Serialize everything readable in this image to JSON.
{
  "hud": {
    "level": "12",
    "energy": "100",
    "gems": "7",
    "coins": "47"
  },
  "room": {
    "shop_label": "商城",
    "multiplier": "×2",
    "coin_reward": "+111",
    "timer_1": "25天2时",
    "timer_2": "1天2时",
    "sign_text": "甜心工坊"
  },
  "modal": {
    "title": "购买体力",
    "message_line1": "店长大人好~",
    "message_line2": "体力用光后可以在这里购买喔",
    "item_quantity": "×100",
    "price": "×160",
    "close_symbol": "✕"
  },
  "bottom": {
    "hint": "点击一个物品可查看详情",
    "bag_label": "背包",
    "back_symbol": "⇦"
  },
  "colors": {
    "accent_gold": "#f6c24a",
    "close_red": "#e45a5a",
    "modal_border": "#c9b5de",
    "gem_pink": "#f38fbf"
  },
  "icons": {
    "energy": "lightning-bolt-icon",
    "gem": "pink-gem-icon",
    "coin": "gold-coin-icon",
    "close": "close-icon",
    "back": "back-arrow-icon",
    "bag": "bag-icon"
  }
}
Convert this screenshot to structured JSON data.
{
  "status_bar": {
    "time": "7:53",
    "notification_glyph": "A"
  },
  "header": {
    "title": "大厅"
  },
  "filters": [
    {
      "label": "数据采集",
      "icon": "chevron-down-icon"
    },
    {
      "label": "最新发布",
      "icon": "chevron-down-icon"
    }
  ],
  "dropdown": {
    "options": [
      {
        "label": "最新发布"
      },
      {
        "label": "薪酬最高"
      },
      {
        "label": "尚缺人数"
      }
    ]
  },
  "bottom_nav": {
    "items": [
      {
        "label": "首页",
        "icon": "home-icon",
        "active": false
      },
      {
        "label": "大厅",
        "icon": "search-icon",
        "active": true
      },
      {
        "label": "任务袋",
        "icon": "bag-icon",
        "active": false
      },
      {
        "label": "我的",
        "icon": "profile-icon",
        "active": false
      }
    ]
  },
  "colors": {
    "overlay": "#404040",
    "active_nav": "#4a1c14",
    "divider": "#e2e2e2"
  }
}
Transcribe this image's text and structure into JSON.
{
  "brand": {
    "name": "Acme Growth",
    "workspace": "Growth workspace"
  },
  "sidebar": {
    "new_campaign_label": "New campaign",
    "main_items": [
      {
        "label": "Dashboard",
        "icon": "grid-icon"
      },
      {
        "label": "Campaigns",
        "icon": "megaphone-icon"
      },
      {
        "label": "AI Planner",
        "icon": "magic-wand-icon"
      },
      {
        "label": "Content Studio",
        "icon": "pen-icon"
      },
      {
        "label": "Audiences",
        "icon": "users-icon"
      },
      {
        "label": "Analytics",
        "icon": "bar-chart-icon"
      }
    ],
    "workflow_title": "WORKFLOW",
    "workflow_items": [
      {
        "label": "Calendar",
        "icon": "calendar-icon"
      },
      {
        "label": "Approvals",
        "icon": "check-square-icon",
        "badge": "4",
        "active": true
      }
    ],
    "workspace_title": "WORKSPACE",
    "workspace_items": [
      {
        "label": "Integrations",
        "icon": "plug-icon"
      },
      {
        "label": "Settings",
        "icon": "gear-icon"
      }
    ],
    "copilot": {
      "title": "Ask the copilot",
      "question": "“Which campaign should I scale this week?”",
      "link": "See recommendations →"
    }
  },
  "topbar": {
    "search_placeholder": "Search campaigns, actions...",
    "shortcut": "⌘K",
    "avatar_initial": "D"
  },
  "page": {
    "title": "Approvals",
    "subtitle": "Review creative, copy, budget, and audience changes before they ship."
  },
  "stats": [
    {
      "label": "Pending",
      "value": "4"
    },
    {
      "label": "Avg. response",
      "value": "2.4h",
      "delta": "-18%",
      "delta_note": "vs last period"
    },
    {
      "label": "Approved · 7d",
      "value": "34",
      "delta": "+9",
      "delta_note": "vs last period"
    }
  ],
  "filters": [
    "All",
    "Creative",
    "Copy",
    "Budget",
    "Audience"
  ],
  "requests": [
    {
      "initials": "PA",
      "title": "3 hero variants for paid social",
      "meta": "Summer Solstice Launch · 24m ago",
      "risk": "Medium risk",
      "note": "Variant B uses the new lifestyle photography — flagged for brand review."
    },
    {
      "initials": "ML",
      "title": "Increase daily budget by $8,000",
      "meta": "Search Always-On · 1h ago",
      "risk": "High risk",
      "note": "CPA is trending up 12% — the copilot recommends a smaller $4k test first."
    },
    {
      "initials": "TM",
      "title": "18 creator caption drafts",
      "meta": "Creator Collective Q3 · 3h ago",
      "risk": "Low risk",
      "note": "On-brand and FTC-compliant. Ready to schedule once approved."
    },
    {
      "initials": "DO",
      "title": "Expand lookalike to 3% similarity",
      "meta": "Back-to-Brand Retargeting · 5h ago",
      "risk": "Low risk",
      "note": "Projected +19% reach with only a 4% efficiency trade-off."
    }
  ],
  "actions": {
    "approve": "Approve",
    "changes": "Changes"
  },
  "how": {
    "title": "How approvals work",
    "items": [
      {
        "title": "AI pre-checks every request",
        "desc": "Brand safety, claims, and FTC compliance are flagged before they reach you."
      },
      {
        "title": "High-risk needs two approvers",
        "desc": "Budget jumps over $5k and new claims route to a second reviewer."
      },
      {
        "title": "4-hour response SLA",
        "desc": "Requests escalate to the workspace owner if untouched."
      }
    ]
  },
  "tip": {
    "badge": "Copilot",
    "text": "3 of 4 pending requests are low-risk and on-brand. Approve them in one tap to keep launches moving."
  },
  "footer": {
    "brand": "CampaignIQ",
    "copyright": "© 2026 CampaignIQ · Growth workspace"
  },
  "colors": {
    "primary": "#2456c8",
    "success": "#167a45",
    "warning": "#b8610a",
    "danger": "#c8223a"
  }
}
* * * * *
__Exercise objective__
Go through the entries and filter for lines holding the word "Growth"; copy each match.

__Output of the exercise__
    "name": "Acme Growth",
    "workspace": "Growth workspace"
    "copyright": "© 2026 CampaignIQ · Growth workspace"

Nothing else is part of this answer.